On Jan. 22, 2013, the Supreme Court issued a corrective resolution creating a “Decentralization Needs Assessment Committee” to study and determine the necessity of decentralizing administrative functions, in effect overriding Sereno’s resolution.
De Castro, however, remained silent when Ilocos Norte Rep. Rodolfo Fariñas said that what Sereno did was a culpable violation of the Constitution, one of the allegations in lawyer Larry Gadon’s impeachment complaint against the chief justice.
Quoting De Castro’s letter to Sereno, he said the chief justice “cannot deprive the High Court of its constitutional duty to exercise administrative supervision over all courts and their personnel and the Office of the Court Administrator of its statutory duty…”
“This is the view of some and the complainant, that the chief justice of the Supreme Court violated the Constitution because she took for herself the power that the Constitution bestows on the full Supreme Court,” Fariñas said in Filipino.
He also noted that under Presidential Decree 828, the chief justice can only appoint staff with the approval of the full Court.
He said by revoking Sereno’s resolution, the Court had actually rebuked the chief justice.
The Sereno camp denied that the chief justice misrepresented the collegial decision of the Supreme Court in ordering the creation of the RCAO in Region 7 in 2012.
Lawyer Jojo Lacanilao, a spokesman for Sereno, said the statement of De Castro during impeachment hearing by the House committee on justice that Sereno issued Administrative Order No. 175-2012 without the approval of her colleagues as required in their internal rules was false.
“Precisely, the creation of said office, its budget as well as the designation of its staff, had already been approved and delineated in earlier resolutions of the Court,” Lacanilao said.
He said there was nothing illegal or irregular in the issuance of the order.
“The chief justice, after studying the problems besetting far-flung courts, simply implemented these earlier Court resolutions creating an RCAO in the seventh judicial region,” Sereno’s spokesman said.
Sereno’s camp also denied De Castro’s testimony that the Supreme Court reversed the chief justice’s order in a full-court resolution that nullified her administrative order.
Lacanilao dismissed the issue involving the RCAO as an “internal matter” that the SC justices should “resolve among themselves internally.”
“The chief justice did not fake any resolution.

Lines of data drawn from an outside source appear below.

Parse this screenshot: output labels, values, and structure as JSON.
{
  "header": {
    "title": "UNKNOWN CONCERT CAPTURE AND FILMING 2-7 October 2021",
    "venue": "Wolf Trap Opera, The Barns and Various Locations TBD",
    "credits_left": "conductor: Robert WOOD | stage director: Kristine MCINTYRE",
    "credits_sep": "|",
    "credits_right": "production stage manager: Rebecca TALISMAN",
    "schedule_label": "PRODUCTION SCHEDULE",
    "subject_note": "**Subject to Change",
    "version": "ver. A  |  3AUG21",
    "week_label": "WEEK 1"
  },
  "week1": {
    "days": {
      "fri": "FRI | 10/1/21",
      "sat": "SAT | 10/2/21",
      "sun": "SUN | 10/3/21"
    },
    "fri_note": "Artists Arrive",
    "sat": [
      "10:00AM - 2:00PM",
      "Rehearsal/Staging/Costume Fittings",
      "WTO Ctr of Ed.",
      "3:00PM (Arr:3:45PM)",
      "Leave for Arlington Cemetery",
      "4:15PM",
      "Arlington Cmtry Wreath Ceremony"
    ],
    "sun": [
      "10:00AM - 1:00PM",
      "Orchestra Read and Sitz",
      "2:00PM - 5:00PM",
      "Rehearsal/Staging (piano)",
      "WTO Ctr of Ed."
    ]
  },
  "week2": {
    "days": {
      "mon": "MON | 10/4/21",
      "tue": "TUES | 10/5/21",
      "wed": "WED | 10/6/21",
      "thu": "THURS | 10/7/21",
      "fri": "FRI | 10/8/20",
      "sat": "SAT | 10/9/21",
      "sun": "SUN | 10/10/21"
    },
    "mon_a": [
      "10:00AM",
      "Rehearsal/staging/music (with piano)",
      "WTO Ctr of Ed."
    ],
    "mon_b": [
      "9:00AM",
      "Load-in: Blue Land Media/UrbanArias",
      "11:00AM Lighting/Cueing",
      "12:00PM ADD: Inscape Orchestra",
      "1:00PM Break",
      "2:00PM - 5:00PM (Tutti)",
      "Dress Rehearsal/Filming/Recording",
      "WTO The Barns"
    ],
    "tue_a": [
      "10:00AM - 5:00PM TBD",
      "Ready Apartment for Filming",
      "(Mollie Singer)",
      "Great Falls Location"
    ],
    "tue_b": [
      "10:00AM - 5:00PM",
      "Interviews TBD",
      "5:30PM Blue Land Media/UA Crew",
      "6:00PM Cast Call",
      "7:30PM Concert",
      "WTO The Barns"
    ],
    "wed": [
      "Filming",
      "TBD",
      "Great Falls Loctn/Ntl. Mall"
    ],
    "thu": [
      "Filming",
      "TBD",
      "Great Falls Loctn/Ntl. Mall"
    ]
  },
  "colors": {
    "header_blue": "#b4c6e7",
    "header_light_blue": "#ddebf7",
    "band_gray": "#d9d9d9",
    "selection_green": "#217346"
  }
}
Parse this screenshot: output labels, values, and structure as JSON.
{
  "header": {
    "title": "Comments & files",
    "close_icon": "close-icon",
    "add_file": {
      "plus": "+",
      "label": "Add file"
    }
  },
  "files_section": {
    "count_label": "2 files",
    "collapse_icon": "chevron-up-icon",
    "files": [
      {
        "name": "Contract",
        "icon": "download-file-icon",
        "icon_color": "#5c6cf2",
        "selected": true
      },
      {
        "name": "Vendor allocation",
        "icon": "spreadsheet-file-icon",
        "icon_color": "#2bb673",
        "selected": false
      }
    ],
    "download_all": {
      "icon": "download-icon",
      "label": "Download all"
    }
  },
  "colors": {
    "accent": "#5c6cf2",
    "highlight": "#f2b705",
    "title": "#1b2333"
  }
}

The orders she drafted were according to her understanding of the decision on the RCAO,” he said.
De Castro was also expected to testify on Sereno’s actions involving the disqualification of the Senior Citizens party-list group in the elections, and her maneuvers to disqualify then Solicitor General Francis Jardeleza to the Supreme Court.
De Castro has also been authorized by the Court to discuss the merits of her separate concurring opinion in the August 2014 ruling that voided the JBC’s decision not to include the name of then Jardeleza in the shortlist of nominees for SC justice post.
De Castro was joined by Court Administrator Jose Midas Marquez, who discussed the administrative process in the Supreme Court.
Apart from Justice De Castro, the House panel also invited Associate Justices Jardeleza and Noej Tijam, retired Associate Justice Arturo Brion, spokesperson Theodore Te, clerk of court Felipa Anama and chief judicial staff officer Charlotte Labayani. All of them skipped the hearing for various reasons.
The justice panel decided to invite Econg, now a Sandiganbayan associate justice, to shed light on the JDO.